-- Opening Marker --
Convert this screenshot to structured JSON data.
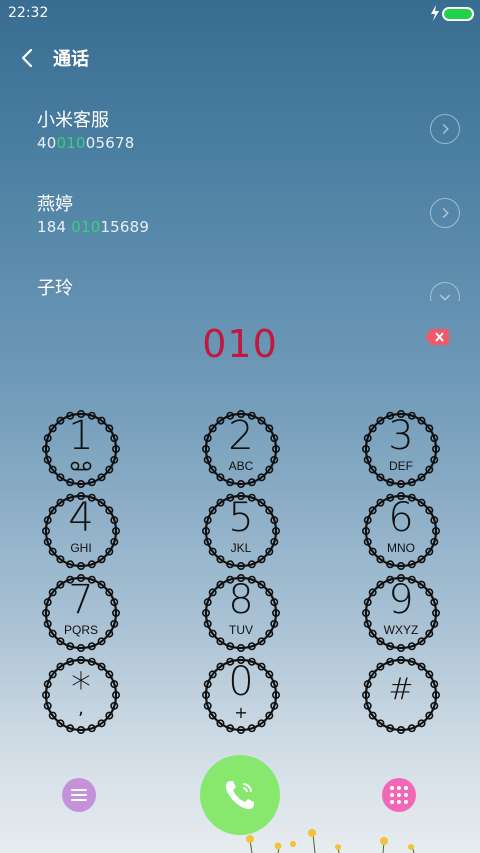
{
  "status_bar": {
    "time": "22:32",
    "charging_icon": "bolt-icon",
    "battery_color": "#22d24a"
  },
  "header": {
    "back_icon": "chevron-left-icon",
    "title": "通话"
  },
  "contacts": [
    {
      "name": "小米客服",
      "number_pre": "40",
      "number_match": "010",
      "number_post": "05678"
    },
    {
      "name": "燕婷",
      "number_pre": "184 ",
      "number_match": "010",
      "number_post": "15689"
    },
    {
      "name": "子玲",
      "number_pre": "",
      "number_match": "",
      "number_post": ""
    }
  ],
  "dial": {
    "input": "010",
    "input_color": "#c2183f",
    "backspace_icon": "backspace-icon"
  },
  "keypad": {
    "keys": [
      {
        "digit": "1",
        "letters": "",
        "icon": "voicemail-icon"
      },
      {
        "digit": "2",
        "letters": "ABC"
      },
      {
        "digit": "3",
        "letters": "DEF"
      },
      {
        "digit": "4",
        "letters": "GHI"
      },
      {
        "digit": "5",
        "letters": "JKL"
      },
      {
        "digit": "6",
        "letters": "MNO"
      },
      {
        "digit": "7",
        "letters": "PQRS"
      },
      {
        "digit": "8",
        "letters": "TUV"
      },
      {
        "digit": "9",
        "letters": "WXYZ"
      },
      {
        "digit": "*",
        "letters": ","
      },
      {
        "digit": "0",
        "letters": "+"
      },
      {
        "digit": "#",
        "letters": ""
      }
    ]
  },
  "bottom": {
    "menu_icon": "menu-icon",
    "call_icon": "phone-icon",
    "keypad_icon": "dialpad-icon",
    "menu_color": "#c592d9",
    "call_color": "#86e86c",
    "keypad_color": "#f068b6"
  }
}
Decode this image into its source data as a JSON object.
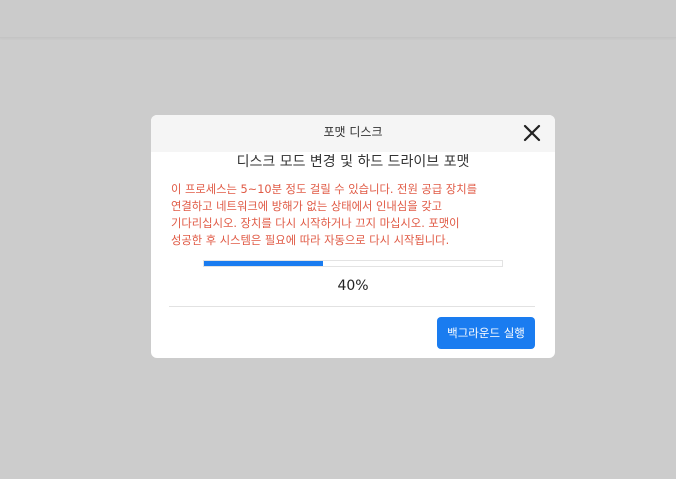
{
  "dialog": {
    "title": "포맷 디스크",
    "close_icon": "close-icon",
    "subtitle": "디스크 모드 변경 및 하드 드라이브 포맷",
    "warning": "이 프로세스는 5~10분 정도 걸릴 수 있습니다. 전원 공급 장치를\n연결하고 네트워크에 방해가 없는 상태에서 인내심을 갖고\n기다리십시오. 장치를 다시 시작하거나 끄지 마십시오. 포맷이\n성공한 후 시스템은 필요에 따라 자동으로 다시 시작됩니다.",
    "progress_value": 0.4,
    "progress_text": "40%",
    "background_run_label": "백그라운드 실행"
  },
  "colors": {
    "overlay": "#cccccc",
    "accent": "#1a7cf0",
    "warning": "#e05a45"
  }
}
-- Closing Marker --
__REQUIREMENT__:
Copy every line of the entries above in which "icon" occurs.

__SOLUTION TO THIS EXERCISE__:
    "charging_icon": "bolt-icon",
    "back_icon": "chevron-left-icon",
    "backspace_icon": "backspace-icon"
        "icon": "voicemail-icon"
    "menu_icon": "menu-icon",
    "call_icon": "phone-icon",
    "keypad_icon": "dialpad-icon",
    "close_icon": "close-icon",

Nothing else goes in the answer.